I am new. I did my my best to read the rules first so please pardon me if i missed any.

My qestion is in regards to filling up a matrix diagonally:

"Write a method that accepts a square matrix. Assume that the size of the matrix is declared as an instance constant. Fill the array with successive integers as illustrated below by the case when the size is four.

1 3 6 10
2 5 9 13
4 8 12 15
7 11 14 16

This question is meant to refine your ability to fill in the matrix programmatically, not when you declare the array. So please, do not manually fill in the array when you create it.

The code i worked on so far:

public static void main(String[]args){
          int arrTwo[ ][ ] = new int [4][4];
		for(int i = 0; i < arrTwo.length; i++)
            for(int j =0; j < arrTwo[0].length; j++)
           System.out.print(arrTwo[i][j] + " ");

Thank you for any help.

7 Years
Discussion Span
Last Post by jon.kiparsky

Interesting problem. So you've got the first part right - getting the size of the array. Since it's promised to be a square matric, you can accept one parameter as input, that being the length of one side. (4, in this case).

So you could generalize this by getting a number from the user and assigning it to a variable, say, "size".

For now we'll stub out the input part of things and say you're getting the input from a method:

public int getSizeFromUser()
  return 4;

There you go, that can be changed after you get the rest of the thing working. (By putting the method in now, you're making a promise to yourself that you'll work out what really should be in there, even if you haven't already - and if you don't get there, at least it's obvious that you were focusing on the right part, the algorithm part)

Now, you'll use the value from that method to set the size of your matrix:

size = getInputFromUser();
int[][] matrix = new int[size][size];

This amounts to the same code you have in there now - it declares a 4X4 matrix - but it's going to make your life easier if you do it this way, and it captures the fact that the sides are the same.

And you're ready for the fun part: filling in the matrix.

Now you want to stop writing code for a little while and sit down with a couple of sheets of graph paper and try to figure out how you'd want to do this. Try differently-sized matrices, and try different approaches. For example, is it easier to put the numbers in serially, in numeric order, and calculate where each is supposed to go, or is it easier to go along a row or a column and calculate which number goes in the next slot as you come to it.

Feel free to talk your way through the algorithm here, but let's don't talk about code until you know exactly what you want the code to do, step by step.
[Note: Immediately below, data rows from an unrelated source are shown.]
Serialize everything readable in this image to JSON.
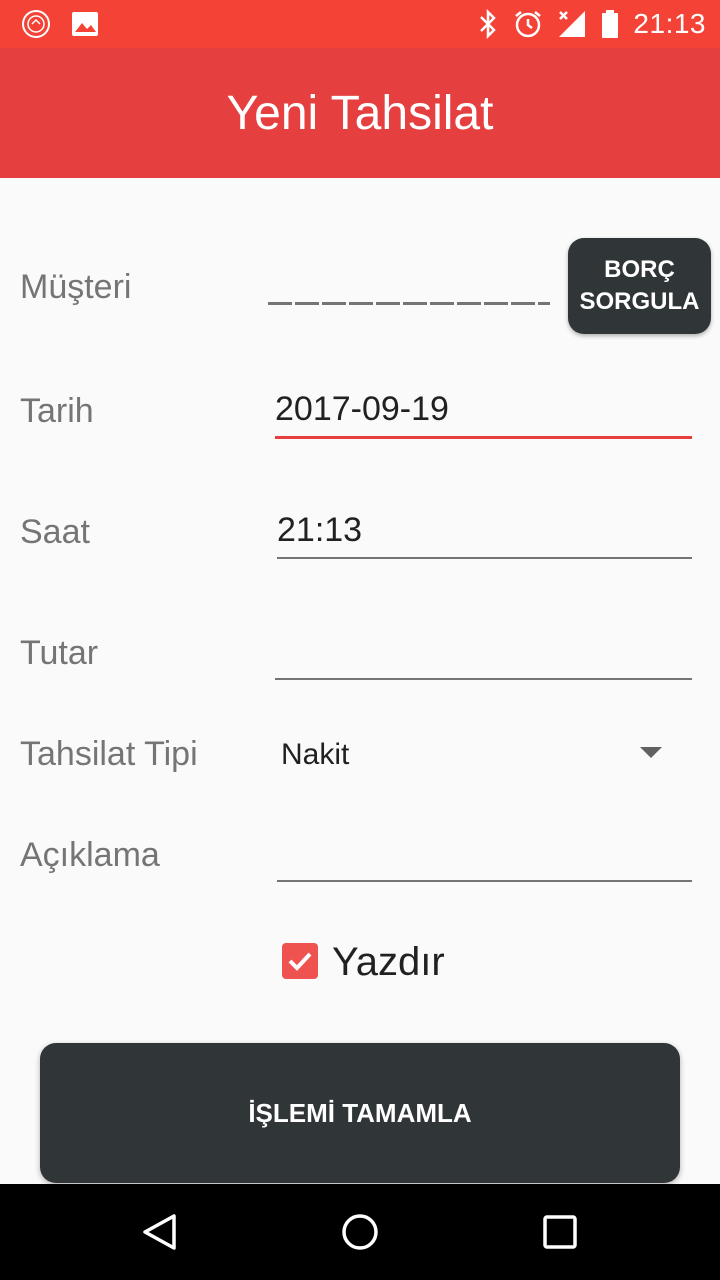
{
  "status_bar": {
    "time": "21:13",
    "icons": [
      "app-logo-icon",
      "image-icon",
      "bluetooth-icon",
      "alarm-icon",
      "no-signal-icon",
      "battery-icon"
    ]
  },
  "toolbar": {
    "title": "Yeni Tahsilat"
  },
  "form": {
    "musteri_label": "Müşteri",
    "musteri_value": "",
    "borc_button": "BORÇ\nSORGULA",
    "tarih_label": "Tarih",
    "tarih_value": "2017-09-19",
    "saat_label": "Saat",
    "saat_value": "21:13",
    "tutar_label": "Tutar",
    "tutar_value": "",
    "tip_label": "Tahsilat Tipi",
    "tip_value": "Nakit",
    "aciklama_label": "Açıklama",
    "aciklama_value": "",
    "print_label": "Yazdır",
    "print_checked": true
  },
  "actions": {
    "complete_button": "İŞLEMİ TAMAMLA"
  },
  "colors": {
    "primary": "#e53f3f",
    "status_bar": "#f44336",
    "button": "#303638"
  },
  "nav_bar": {
    "icons": [
      "back-icon",
      "home-icon",
      "recents-icon"
    ]
  }
}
This topic has been dead for over six months. Start a new discussion instead.
Have something to contribute to this discussion? Please be thoughtful, detailed and courteous, and be sure to adhere to our posting rules.